According to the statement, Leap believes it has complied with all local and state regulations and was granted unanimous approval from the CPUC in March. But a CPUC spokesperson told BuzzFeed News that is not entirely accurate.
"The CPUC approved a certificate of public convenience and necessity in March for Leap, which may be why some report the commission supports it," Constance Gordon told BuzzFeed News. "Unfortunately ... Leap did not fulfill various legal requirements to do business."
And those requirements are material to operating a transportation service. In addition to failing to file public liability and property damage insurance, Leap did not submit evidence of workers' compensation insurance or evidence that its drivers had fulfilled alcohol and drug testing requirements.

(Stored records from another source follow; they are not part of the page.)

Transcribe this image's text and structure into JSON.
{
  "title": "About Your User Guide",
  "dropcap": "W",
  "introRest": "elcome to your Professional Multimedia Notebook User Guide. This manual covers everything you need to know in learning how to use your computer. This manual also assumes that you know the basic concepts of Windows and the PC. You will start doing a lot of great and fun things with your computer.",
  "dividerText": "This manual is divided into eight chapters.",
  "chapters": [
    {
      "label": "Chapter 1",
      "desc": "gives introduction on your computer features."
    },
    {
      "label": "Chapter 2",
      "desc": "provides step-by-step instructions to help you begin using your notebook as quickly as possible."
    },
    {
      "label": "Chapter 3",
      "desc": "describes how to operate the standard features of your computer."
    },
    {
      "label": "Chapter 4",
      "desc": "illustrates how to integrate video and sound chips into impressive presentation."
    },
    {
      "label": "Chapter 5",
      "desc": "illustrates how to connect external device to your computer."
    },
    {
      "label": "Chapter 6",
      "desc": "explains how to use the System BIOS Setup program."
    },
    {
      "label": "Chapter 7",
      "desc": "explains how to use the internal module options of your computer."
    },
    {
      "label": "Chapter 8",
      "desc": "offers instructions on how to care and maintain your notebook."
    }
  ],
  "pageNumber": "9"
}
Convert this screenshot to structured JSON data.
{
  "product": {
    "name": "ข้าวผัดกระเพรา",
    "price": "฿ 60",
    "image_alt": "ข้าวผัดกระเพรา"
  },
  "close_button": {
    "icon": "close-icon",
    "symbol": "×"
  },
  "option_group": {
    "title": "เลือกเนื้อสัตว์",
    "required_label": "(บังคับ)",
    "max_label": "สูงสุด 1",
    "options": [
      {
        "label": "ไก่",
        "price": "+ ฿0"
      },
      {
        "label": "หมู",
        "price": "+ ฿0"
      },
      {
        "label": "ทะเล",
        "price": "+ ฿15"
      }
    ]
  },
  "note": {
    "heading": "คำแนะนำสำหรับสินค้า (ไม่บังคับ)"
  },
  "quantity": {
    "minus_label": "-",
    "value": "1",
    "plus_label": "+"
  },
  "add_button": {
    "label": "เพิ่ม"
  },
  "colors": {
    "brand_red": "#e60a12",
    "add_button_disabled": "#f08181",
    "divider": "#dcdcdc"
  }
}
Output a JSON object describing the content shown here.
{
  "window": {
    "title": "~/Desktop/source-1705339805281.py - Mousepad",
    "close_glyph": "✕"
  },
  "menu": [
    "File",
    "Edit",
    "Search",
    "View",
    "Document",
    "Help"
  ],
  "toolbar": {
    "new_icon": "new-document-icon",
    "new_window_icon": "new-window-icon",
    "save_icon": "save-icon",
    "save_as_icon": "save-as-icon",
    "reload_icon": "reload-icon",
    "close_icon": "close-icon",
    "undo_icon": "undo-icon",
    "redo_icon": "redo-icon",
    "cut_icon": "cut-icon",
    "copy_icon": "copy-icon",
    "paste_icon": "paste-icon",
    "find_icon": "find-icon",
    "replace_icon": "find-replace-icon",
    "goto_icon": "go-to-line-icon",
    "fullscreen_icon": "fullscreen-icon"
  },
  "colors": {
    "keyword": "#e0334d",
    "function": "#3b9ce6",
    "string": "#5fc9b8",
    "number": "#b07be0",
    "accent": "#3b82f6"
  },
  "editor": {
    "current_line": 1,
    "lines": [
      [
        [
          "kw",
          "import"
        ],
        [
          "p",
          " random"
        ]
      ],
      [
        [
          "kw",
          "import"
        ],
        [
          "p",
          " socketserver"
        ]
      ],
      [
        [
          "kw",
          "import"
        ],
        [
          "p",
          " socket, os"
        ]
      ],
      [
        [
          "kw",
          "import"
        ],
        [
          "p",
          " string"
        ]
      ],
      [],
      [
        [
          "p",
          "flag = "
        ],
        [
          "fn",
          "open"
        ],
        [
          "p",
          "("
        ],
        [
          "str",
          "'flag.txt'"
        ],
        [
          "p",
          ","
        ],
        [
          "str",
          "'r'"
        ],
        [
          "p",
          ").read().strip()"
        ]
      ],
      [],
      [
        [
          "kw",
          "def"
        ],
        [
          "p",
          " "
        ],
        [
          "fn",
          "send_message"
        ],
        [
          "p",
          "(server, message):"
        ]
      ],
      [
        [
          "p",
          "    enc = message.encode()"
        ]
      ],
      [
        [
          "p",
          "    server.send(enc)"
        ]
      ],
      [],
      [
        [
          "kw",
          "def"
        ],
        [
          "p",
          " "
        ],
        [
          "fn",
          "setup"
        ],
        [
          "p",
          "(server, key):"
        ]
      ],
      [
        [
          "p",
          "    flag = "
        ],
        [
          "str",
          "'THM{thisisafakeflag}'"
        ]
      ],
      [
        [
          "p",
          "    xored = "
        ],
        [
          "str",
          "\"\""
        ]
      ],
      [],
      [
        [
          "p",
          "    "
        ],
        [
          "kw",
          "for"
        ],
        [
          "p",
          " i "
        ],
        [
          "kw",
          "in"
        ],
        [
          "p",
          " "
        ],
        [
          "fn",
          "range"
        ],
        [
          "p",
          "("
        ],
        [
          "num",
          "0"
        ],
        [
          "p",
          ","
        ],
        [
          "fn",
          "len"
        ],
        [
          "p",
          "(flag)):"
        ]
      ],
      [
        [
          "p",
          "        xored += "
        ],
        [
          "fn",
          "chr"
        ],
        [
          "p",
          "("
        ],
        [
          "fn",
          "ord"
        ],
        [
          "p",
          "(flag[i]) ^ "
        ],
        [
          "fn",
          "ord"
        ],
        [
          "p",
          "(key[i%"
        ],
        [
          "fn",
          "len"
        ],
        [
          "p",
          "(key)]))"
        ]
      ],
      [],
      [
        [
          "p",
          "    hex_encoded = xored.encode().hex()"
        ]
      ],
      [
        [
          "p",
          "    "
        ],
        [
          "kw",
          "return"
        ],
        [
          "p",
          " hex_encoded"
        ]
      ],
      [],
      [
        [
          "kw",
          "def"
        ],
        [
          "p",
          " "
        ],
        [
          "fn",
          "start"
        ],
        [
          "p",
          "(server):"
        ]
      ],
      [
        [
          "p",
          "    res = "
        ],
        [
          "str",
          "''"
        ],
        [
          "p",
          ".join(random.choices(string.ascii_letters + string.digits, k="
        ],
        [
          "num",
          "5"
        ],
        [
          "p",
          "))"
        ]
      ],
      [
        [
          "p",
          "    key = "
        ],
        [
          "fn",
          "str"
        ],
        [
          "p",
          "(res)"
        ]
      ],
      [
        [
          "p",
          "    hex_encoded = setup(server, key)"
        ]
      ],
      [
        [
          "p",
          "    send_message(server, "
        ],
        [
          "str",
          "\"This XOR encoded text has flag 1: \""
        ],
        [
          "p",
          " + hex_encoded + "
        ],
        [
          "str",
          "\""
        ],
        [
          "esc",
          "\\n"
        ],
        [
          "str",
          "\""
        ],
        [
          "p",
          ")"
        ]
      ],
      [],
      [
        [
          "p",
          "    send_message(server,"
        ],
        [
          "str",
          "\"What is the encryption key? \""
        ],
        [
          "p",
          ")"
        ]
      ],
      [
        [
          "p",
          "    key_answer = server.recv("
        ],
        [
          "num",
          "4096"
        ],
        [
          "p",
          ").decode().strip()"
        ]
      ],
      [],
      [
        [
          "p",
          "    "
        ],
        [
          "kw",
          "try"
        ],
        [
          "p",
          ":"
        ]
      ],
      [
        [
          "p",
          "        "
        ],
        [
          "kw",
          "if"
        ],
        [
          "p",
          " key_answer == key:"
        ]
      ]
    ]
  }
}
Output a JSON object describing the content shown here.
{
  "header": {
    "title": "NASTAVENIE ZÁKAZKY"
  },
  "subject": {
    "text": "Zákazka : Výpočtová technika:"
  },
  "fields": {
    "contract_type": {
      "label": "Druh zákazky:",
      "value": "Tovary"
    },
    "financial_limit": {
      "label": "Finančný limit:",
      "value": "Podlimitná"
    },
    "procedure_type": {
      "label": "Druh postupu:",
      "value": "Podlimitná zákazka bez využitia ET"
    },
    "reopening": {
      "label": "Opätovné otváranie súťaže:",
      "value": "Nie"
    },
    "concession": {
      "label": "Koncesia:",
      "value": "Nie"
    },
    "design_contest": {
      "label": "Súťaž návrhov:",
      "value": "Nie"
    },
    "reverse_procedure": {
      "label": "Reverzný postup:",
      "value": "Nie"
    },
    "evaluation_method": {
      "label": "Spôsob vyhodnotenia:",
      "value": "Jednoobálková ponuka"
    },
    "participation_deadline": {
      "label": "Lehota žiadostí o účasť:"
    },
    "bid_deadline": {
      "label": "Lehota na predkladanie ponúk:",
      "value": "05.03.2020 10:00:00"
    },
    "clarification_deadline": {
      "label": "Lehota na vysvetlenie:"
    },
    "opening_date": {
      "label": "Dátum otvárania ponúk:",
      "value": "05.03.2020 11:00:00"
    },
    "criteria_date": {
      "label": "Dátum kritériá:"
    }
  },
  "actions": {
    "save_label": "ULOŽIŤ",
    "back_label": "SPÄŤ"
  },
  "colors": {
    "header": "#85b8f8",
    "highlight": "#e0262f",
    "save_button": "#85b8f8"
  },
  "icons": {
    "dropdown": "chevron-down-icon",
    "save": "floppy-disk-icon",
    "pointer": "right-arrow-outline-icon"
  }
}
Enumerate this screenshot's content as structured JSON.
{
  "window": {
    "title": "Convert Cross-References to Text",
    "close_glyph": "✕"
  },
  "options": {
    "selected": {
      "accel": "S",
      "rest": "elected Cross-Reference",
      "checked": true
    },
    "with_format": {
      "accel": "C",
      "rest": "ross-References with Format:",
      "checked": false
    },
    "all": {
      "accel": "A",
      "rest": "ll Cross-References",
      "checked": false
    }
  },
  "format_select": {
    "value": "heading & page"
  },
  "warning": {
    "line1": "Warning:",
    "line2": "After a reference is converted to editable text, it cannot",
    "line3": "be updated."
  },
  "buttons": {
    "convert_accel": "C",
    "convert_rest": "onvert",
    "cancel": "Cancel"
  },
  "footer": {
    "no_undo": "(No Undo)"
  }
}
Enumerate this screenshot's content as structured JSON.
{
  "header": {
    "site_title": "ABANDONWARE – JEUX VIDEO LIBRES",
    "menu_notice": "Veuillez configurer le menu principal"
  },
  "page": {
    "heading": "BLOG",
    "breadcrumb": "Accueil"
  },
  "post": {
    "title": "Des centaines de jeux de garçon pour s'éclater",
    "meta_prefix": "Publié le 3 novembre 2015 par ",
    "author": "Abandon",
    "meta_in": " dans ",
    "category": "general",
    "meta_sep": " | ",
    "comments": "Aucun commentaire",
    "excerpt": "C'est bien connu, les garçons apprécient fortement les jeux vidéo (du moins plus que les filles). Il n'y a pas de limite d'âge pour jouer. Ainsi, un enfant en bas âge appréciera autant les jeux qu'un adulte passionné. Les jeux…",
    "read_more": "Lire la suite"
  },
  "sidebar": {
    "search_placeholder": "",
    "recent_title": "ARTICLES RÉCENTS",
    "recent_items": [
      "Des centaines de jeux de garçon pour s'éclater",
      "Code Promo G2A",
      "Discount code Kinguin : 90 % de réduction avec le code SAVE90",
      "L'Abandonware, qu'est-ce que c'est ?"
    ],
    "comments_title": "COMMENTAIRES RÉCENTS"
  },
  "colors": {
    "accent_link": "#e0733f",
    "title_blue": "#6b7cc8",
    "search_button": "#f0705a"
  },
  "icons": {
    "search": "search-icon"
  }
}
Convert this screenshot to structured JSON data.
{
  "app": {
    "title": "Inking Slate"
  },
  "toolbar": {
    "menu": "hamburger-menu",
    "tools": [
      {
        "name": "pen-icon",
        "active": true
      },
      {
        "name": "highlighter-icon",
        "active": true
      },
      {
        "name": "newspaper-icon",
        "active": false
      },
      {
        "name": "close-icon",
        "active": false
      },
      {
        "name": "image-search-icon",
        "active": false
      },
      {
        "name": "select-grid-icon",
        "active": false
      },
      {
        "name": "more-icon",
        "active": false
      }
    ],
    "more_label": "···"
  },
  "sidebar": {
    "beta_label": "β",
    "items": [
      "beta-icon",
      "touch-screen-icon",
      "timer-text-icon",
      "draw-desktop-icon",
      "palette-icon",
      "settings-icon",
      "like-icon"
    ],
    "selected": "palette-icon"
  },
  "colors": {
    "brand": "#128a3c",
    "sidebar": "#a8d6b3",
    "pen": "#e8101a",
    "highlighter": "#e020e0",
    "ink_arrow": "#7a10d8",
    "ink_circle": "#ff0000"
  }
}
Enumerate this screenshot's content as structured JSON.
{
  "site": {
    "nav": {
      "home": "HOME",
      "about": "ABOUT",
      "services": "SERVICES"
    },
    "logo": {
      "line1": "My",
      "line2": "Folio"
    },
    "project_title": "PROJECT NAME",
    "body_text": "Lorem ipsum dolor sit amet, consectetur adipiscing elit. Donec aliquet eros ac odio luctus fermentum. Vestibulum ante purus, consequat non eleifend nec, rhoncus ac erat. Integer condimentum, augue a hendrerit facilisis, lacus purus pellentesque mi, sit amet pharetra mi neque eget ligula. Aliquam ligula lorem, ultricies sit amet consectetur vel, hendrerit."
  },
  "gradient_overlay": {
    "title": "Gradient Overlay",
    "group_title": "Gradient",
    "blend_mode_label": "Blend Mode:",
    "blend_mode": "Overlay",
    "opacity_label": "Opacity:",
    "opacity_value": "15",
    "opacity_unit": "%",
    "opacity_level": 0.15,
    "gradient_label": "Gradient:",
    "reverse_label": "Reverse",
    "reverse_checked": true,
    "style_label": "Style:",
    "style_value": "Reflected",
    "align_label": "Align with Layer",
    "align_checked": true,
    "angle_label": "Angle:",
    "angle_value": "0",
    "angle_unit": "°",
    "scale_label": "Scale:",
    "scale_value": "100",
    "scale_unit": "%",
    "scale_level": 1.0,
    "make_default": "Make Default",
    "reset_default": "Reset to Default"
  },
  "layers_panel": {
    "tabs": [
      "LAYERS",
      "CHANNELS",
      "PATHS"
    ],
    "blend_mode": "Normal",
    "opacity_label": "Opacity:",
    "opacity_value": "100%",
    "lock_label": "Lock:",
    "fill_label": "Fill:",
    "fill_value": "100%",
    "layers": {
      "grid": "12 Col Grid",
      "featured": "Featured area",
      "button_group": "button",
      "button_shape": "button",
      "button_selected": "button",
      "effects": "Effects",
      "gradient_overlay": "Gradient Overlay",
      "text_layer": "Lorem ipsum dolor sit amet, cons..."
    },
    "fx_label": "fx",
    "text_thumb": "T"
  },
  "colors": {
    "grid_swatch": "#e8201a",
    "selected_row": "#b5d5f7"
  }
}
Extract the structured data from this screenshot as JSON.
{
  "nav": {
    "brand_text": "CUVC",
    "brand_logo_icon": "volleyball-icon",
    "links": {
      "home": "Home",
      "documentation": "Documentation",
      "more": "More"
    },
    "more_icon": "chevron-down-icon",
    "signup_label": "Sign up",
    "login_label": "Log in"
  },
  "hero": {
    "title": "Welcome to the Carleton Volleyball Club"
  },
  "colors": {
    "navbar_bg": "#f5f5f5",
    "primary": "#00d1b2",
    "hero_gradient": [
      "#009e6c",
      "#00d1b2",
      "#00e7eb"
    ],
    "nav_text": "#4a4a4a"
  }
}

Nor did the company request bus and terminal inspections from the California Highway Patrol, another commission requirement.
Leap contends these issues are simply clerical: "We embarked on a fairly complex regulatory process nearly a year ago and we've cleared many hurdles along the way, including the unanimous approval of Leap's operating authority under the California Public Utilities Commission (PUC) in March. However, the finalization of this permitting process has been held up due to various clerical issues and we have now been issued a Cease and Desist notice from the PUC."
Leap, which launched in 2013, offers limited-service luxury bus rides — with Wi-Fi and food and drink for purchase — for $6 a ride in San Francisco. And until the CPUC approved a certificate of public convenience in March, the company has operated in a legal gray area where it does not definitively fall within the judicial purview of either state or local regulators.
BuzzFeed News reached out to Leap for additional comment and had not heard back at the time of publication.